One of the hardest parts about bench research and clinical work to me is seeing the amount of waste generated. According to the WHO, about 85 percent of health care waste is nonhazardous. Unfortunately, most of this goes to landfills or is incinerated, causing deleterious environmental impacts. It’d be awesome to support systems that improve waste sorting and disposal. I’d love to fund innovation in biodegradable medical supplies and research disposables.
What is your passion and how are you committed to pursuing it?
I find joy in learning about people and their cultures. It’s exciting to meet someone from a distant part of the world or even from my own community and exchange information on our customs and beliefs. Through studying anthropology, traveling and getting involved in this community, I’ve pursued this passion. In a clinical setting, I am interested in understanding how Western medicine mixes with traditional practices and how physicians act as mediators in these situations. I hope to recognize the diverse backgrounds of patients and deliver care to them in an empathetic way.
After graduation, I plan to …
I’ll be going back to school! I hope to attend medical school to become a physician and to attend graduate school to continue training in research.
The one UGA experience I will always remember will be …

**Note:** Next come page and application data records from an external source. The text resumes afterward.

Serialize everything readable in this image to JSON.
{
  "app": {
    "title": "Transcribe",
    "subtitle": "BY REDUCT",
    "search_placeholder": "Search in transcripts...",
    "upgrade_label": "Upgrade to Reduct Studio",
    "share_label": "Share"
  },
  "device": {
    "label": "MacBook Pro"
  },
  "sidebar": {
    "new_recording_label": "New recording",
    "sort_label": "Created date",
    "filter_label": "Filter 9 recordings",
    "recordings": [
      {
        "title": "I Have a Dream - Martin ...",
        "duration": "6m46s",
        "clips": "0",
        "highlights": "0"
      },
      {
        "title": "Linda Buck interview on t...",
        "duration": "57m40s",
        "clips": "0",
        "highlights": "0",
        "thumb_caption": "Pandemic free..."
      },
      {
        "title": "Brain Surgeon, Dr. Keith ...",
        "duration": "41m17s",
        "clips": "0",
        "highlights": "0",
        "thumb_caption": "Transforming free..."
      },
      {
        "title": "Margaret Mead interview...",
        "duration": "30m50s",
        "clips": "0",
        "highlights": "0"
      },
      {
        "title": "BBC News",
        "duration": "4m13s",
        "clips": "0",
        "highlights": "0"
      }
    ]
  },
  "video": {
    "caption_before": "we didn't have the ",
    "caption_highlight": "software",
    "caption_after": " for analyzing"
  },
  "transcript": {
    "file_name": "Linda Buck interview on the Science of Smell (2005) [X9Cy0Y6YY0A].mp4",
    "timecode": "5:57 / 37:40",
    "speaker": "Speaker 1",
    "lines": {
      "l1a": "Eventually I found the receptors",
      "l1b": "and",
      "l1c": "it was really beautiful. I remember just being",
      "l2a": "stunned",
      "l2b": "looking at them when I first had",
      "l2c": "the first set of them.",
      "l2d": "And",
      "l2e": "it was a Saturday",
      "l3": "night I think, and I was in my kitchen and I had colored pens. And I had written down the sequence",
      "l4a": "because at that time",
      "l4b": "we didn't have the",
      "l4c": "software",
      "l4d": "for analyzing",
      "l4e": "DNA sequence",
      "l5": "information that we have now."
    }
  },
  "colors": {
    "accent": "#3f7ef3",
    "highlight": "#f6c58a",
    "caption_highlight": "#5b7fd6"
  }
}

I remember my move-out day freshman year pretty vividly. My roommate and I packed up our Myers dorm while bidding our friends goodbye. I was thrilled that we made it through finals and the year. I was already excited to see everyone in the fall and hear about their summers.
After packing, I spent the day at the Athens Twilight Festival in downtown. I watched thousands of locals and students gather and cheer on the athletes in the $1,000 mile and the cycling races. It was a lively and supportive crowd. It was a perfect representation of the good vibes I had been feeling the entire year at UGA.
One of the last things I had packed in the morning was a cliché painting that says, “Home is where the heart is.” I had hung it on the dorm door to remind me of home in Roswell. As the bikers whizzed by and friends chattered around me, I felt tranquil. Thinking back to the painting, I felt incredibly happy that I had found a great home in Athens, too!